== Provided records
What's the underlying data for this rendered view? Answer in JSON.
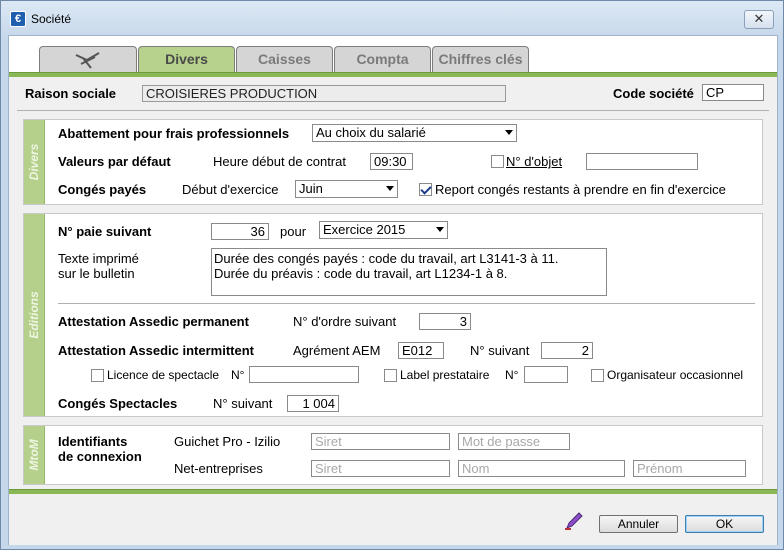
{
  "window": {
    "title": "Société",
    "close": "✕"
  },
  "tabs": [
    {
      "label": "",
      "icon": "aircraft-icon"
    },
    {
      "label": "Divers",
      "active": true
    },
    {
      "label": "Caisses"
    },
    {
      "label": "Compta"
    },
    {
      "label": "Chiffres clés"
    }
  ],
  "header": {
    "raison_label": "Raison sociale",
    "raison_value": "CROISIERES PRODUCTION",
    "code_label": "Code société",
    "code_value": "CP"
  },
  "divers": {
    "section_label": "Divers",
    "abattement_label": "Abattement pour frais professionnels",
    "abattement_value": "Au choix du salarié",
    "valeurs_label": "Valeurs par défaut",
    "heure_label": "Heure début de contrat",
    "heure_value": "09:30",
    "objet_label": "N° d'objet",
    "objet_checked": false,
    "objet_value": "",
    "conges_label": "Congés payés",
    "debut_label": "Début d'exercice",
    "debut_value": "Juin",
    "report_label": "Report congés restants à prendre en fin d'exercice",
    "report_checked": true
  },
  "editions": {
    "section_label": "Editions",
    "paie_label": "N° paie suivant",
    "paie_value": "36",
    "pour_label": "pour",
    "exercice_value": "Exercice 2015",
    "texte_label_1": "Texte imprimé",
    "texte_label_2": "sur le bulletin",
    "texte_line_1": "Durée des congés payés : code du travail, art L3141-3 à 11.",
    "texte_line_2": "Durée du préavis : code du travail, art L1234-1 à 8.",
    "assedic_perm_label": "Attestation Assedic permanent",
    "ordre_label": "N° d'ordre suivant",
    "ordre_value": "3",
    "assedic_inter_label": "Attestation Assedic intermittent",
    "agrement_label": "Agrément AEM",
    "agrement_value": "E012",
    "suivant_label": "N° suivant",
    "suivant_value": "2",
    "licence_label": "Licence de spectacle",
    "licence_no_label": "N°",
    "licence_value": "",
    "label_presta_label": "Label prestataire",
    "label_no_label": "N°",
    "label_value": "",
    "organisateur_label": "Organisateur occasionnel",
    "conges_spect_label": "Congés Spectacles",
    "spect_suivant_label": "N° suivant",
    "spect_suivant_value": "1 004"
  },
  "mtom": {
    "section_label": "MtoM",
    "ident_label_1": "Identifiants",
    "ident_label_2": "de connexion",
    "guichet_label": "Guichet Pro - Izilio",
    "guichet_siret_ph": "Siret",
    "guichet_pass_ph": "Mot de passe",
    "net_label": "Net-entreprises",
    "net_siret_ph": "Siret",
    "net_nom_ph": "Nom",
    "net_prenom_ph": "Prénom"
  },
  "footer": {
    "cancel_label": "Annuler",
    "ok_label": "OK",
    "edit_icon": "pen-icon"
  }
}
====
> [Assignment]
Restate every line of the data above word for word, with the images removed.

> [Task response]
What's the underlying data for this rendered view? Answer in JSON.
{
  "window": {
    "title": "Société",
    "close": "✕"
  },
  "tabs": [
    {
      "label": "",
      "icon": "aircraft-icon"
    },
    {
      "label": "Divers",
      "active": true
    },
    {
      "label": "Caisses"
    },
    {
      "label": "Compta"
    },
    {
      "label": "Chiffres clés"
    }
  ],
  "header": {
    "raison_label": "Raison sociale",
    "raison_value": "CROISIERES PRODUCTION",
    "code_label": "Code société",
    "code_value": "CP"
  },
  "divers": {
    "section_label": "Divers",
    "abattement_label": "Abattement pour frais professionnels",
    "abattement_value": "Au choix du salarié",
    "valeurs_label": "Valeurs par défaut",
    "heure_label": "Heure début de contrat",
    "heure_value": "09:30",
    "objet_label": "N° d'objet",
    "objet_checked": false,
    "objet_value": "",
    "conges_label": "Congés payés",
    "debut_label": "Début d'exercice",
    "debut_value": "Juin",
    "report_label": "Report congés restants à prendre en fin d'exercice",
    "report_checked": true
  },
  "editions": {
    "section_label": "Editions",
    "paie_label": "N° paie suivant",
    "paie_value": "36",
    "pour_label": "pour",
    "exercice_value": "Exercice 2015",
    "texte_label_1": "Texte imprimé",
    "texte_label_2": "sur le bulletin",
    "texte_line_1": "Durée des congés payés : code du travail, art L3141-3 à 11.",
    "texte_line_2": "Durée du préavis : code du travail, art L1234-1 à 8.",
    "assedic_perm_label": "Attestation Assedic permanent",
    "ordre_label": "N° d'ordre suivant",
    "ordre_value": "3",
    "assedic_inter_label": "Attestation Assedic intermittent",
    "agrement_label": "Agrément AEM",
    "agrement_value": "E012",
    "suivant_label": "N° suivant",
    "suivant_value": "2",
    "licence_label": "Licence de spectacle",
    "licence_no_label": "N°",
    "licence_value": "",
    "label_presta_label": "Label prestataire",
    "label_no_label": "N°",
    "label_value": "",
    "organisateur_label": "Organisateur occasionnel",
    "conges_spect_label": "Congés Spectacles",
    "spect_suivant_label": "N° suivant",
    "spect_suivant_value": "1 004"
  },
  "mtom": {
    "section_label": "MtoM",
    "ident_label_1": "Identifiants",
    "ident_label_2": "de connexion",
    "guichet_label": "Guichet Pro - Izilio",
    "guichet_siret_ph": "Siret",
    "guichet_pass_ph": "Mot de passe",
    "net_label": "Net-entreprises",
    "net_siret_ph": "Siret",
    "net_nom_ph": "Nom",
    "net_prenom_ph": "Prénom"
  },
  "footer": {
    "cancel_label": "Annuler",
    "ok_label": "OK",
    "edit_icon": "pen-icon"
  }
}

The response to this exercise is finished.